Steph Prinsloo is Programme Manager at the Eskom Development Foundation. “At the Eskom Contractor Academy,” he explained, “we ask: how can we help emerging companies to be successful? How can we help them not to outsource stuff they could be doing themselves? This is not a university programme. This is fundamental business management training. We teach people things they can take and implement in their businesses immediately.” The Academy, noted Prinsloo, does not accept people who want to be entrepreneurs. Rather, it looks for entrepreneurs that have been in business for at least two years – and have survived.

For both Sithole and Madigoe, the business skills they learnt through the respective enterprise development programmes have been crucial to the growing success of their businesses. Madigoe pointed out that one of the most important aspects to a successful business is being able to generate good, sustainable sales. “And so I had to learn marketing and sales skills, which I did not enjoy.
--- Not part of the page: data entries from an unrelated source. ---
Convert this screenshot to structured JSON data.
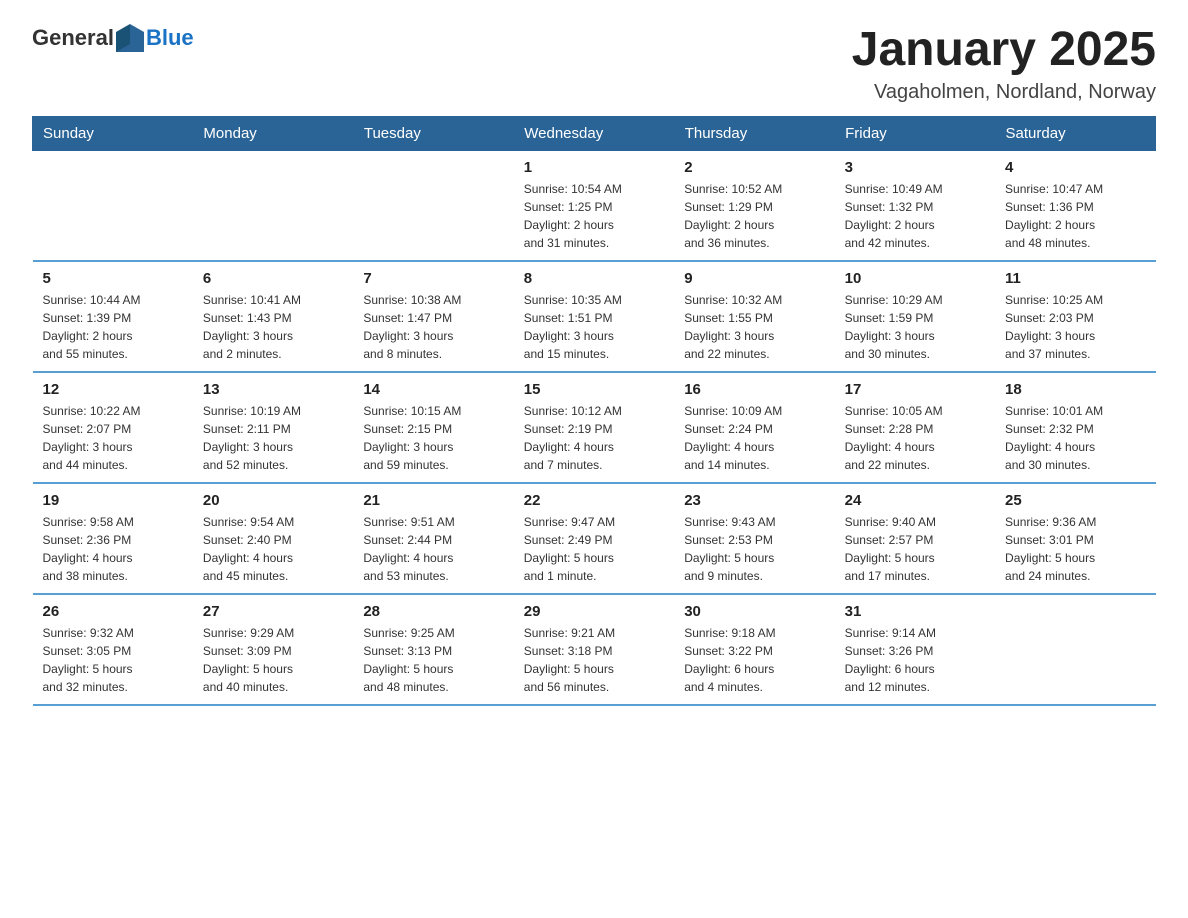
{
  "logo": {
    "general": "General",
    "blue": "Blue"
  },
  "title": "January 2025",
  "location": "Vagaholmen, Nordland, Norway",
  "days_of_week": [
    "Sunday",
    "Monday",
    "Tuesday",
    "Wednesday",
    "Thursday",
    "Friday",
    "Saturday"
  ],
  "weeks": [
    [
      {
        "day": "",
        "info": ""
      },
      {
        "day": "",
        "info": ""
      },
      {
        "day": "",
        "info": ""
      },
      {
        "day": "1",
        "info": "Sunrise: 10:54 AM\nSunset: 1:25 PM\nDaylight: 2 hours\nand 31 minutes."
      },
      {
        "day": "2",
        "info": "Sunrise: 10:52 AM\nSunset: 1:29 PM\nDaylight: 2 hours\nand 36 minutes."
      },
      {
        "day": "3",
        "info": "Sunrise: 10:49 AM\nSunset: 1:32 PM\nDaylight: 2 hours\nand 42 minutes."
      },
      {
        "day": "4",
        "info": "Sunrise: 10:47 AM\nSunset: 1:36 PM\nDaylight: 2 hours\nand 48 minutes."
      }
    ],
    [
      {
        "day": "5",
        "info": "Sunrise: 10:44 AM\nSunset: 1:39 PM\nDaylight: 2 hours\nand 55 minutes."
      },
      {
        "day": "6",
        "info": "Sunrise: 10:41 AM\nSunset: 1:43 PM\nDaylight: 3 hours\nand 2 minutes."
      },
      {
        "day": "7",
        "info": "Sunrise: 10:38 AM\nSunset: 1:47 PM\nDaylight: 3 hours\nand 8 minutes."
      },
      {
        "day": "8",
        "info": "Sunrise: 10:35 AM\nSunset: 1:51 PM\nDaylight: 3 hours\nand 15 minutes."
      },
      {
        "day": "9",
        "info": "Sunrise: 10:32 AM\nSunset: 1:55 PM\nDaylight: 3 hours\nand 22 minutes."
      },
      {
        "day": "10",
        "info": "Sunrise: 10:29 AM\nSunset: 1:59 PM\nDaylight: 3 hours\nand 30 minutes."
      },
      {
        "day": "11",
        "info": "Sunrise: 10:25 AM\nSunset: 2:03 PM\nDaylight: 3 hours\nand 37 minutes."
      }
    ],
    [
      {
        "day": "12",
        "info": "Sunrise: 10:22 AM\nSunset: 2:07 PM\nDaylight: 3 hours\nand 44 minutes."
      },
      {
        "day": "13",
        "info": "Sunrise: 10:19 AM\nSunset: 2:11 PM\nDaylight: 3 hours\nand 52 minutes."
      },
      {
        "day": "14",
        "info": "Sunrise: 10:15 AM\nSunset: 2:15 PM\nDaylight: 3 hours\nand 59 minutes."
      },
      {
        "day": "15",
        "info": "Sunrise: 10:12 AM\nSunset: 2:19 PM\nDaylight: 4 hours\nand 7 minutes."
      },
      {
        "day": "16",
        "info": "Sunrise: 10:09 AM\nSunset: 2:24 PM\nDaylight: 4 hours\nand 14 minutes."
      },
      {
        "day": "17",
        "info": "Sunrise: 10:05 AM\nSunset: 2:28 PM\nDaylight: 4 hours\nand 22 minutes."
      },
      {
        "day": "18",
        "info": "Sunrise: 10:01 AM\nSunset: 2:32 PM\nDaylight: 4 hours\nand 30 minutes."
      }
    ],
    [
      {
        "day": "19",
        "info": "Sunrise: 9:58 AM\nSunset: 2:36 PM\nDaylight: 4 hours\nand 38 minutes."
      },
      {
        "day": "20",
        "info": "Sunrise: 9:54 AM\nSunset: 2:40 PM\nDaylight: 4 hours\nand 45 minutes."
      },
      {
        "day": "21",
        "info": "Sunrise: 9:51 AM\nSunset: 2:44 PM\nDaylight: 4 hours\nand 53 minutes."
      },
      {
        "day": "22",
        "info": "Sunrise: 9:47 AM\nSunset: 2:49 PM\nDaylight: 5 hours\nand 1 minute."
      },
      {
        "day": "23",
        "info": "Sunrise: 9:43 AM\nSunset: 2:53 PM\nDaylight: 5 hours\nand 9 minutes."
      },
      {
        "day": "24",
        "info": "Sunrise: 9:40 AM\nSunset: 2:57 PM\nDaylight: 5 hours\nand 17 minutes."
      },
      {
        "day": "25",
        "info": "Sunrise: 9:36 AM\nSunset: 3:01 PM\nDaylight: 5 hours\nand 24 minutes."
      }
    ],
    [
      {
        "day": "26",
        "info": "Sunrise: 9:32 AM\nSunset: 3:05 PM\nDaylight: 5 hours\nand 32 minutes."
      },
      {
        "day": "27",
        "info": "Sunrise: 9:29 AM\nSunset: 3:09 PM\nDaylight: 5 hours\nand 40 minutes."
      },
      {
        "day": "28",
        "info": "Sunrise: 9:25 AM\nSunset: 3:13 PM\nDaylight: 5 hours\nand 48 minutes."
      },
      {
        "day": "29",
        "info": "Sunrise: 9:21 AM\nSunset: 3:18 PM\nDaylight: 5 hours\nand 56 minutes."
      },
      {
        "day": "30",
        "info": "Sunrise: 9:18 AM\nSunset: 3:22 PM\nDaylight: 6 hours\nand 4 minutes."
      },
      {
        "day": "31",
        "info": "Sunrise: 9:14 AM\nSunset: 3:26 PM\nDaylight: 6 hours\nand 12 minutes."
      },
      {
        "day": "",
        "info": ""
      }
    ]
  ],
  "colors": {
    "header_bg": "#2a6496",
    "header_text": "#ffffff",
    "border": "#5a9fd4"
  }
}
South Africans often glamourise entrepreneurship, but you don’t wear a suit from day one. You have to start from the bottom.” For Madigoe, The Eskom Contractor Academy helped with these skills and others, such as safety standards and compliance, and better project management. “That is what really helped us to get more corporate customers,” he said.

“You need to work on your business, not in your business”

Sithole added: “there’s no mentorship like experience. But expert mentorship really helps – especially when growing your business. Mentorship has taught me the difference between being a worker and an owner – which is that you need work on your business, not in your business. The training I have received has also prepared me to anticipate and deal with changes in my business. It has also really helped my confidence – I’m much more comfortable now with escalating things, and persevering until I get what I want.”

Ralawe pointed out that a successful business does require business management skills, but also that entrepreneurship is a different way of thinking. “You have to stop merely answering the phone,” he said. “You have to make calls, and follow up calls. You have to persist and ask people why they’ve turned you down. Entrepreneurs need so much confidence.  They have to constantly work on improving. There is an element of tenacity that you need to learn or re-learn. And you need to learn how to hear ‘no’ and face rejections – because you will face a lot.” Session facilitator and Trialogue Director, Nick Rockey, added: “But an understanding as to why you are being rejected means that you can tailor and adjust.” 

Getting a foot in the door

Responding to a question from the floor on how to get a foot in the door as an entrepreneur, and build traction, Madigoe agreed with Ralawe. “I can’t even count the number of doors I’ve knocked on. You will find something eventually. It’s not easy. You just have to keep searching. But – the most reliable finance is the customer. If you can just generate a little bit of money – even as a non-profit – you can grow and go from there.”

Having said that, however, Madigoe did express his appreciation to Eskom. “A big thank you to the corporates,” he said. “But also – pay more attention – you can get more with the same budget by using your CSI funds to achieve your company objectives. How many people that come through your CSI programmes are able to get their own contracts? Enterprise development is not about making the introductions, or giving them contracts. It’s about making sure they are prepared and equipped to succeed themselves.”

 

This session was presented in partnership with

 

Panellists:

  • Ezekiel Madigoe, founder and owner of Mamapo Chemicals
  • Siya Ralawe, SME Growth Support Associate at Edge Growth
  • Steph Prinsloo, Programme Manager at the Eskom Development Foundation
  • Thembisile Sithole, co-founder and co-owner of G&T Autobody
  • Nick Rockey, Trialogue director (Facilitator)

Related sessions:

2017-12-04T18:37:50+00:00 June 5th, 2017|Enterprise Development|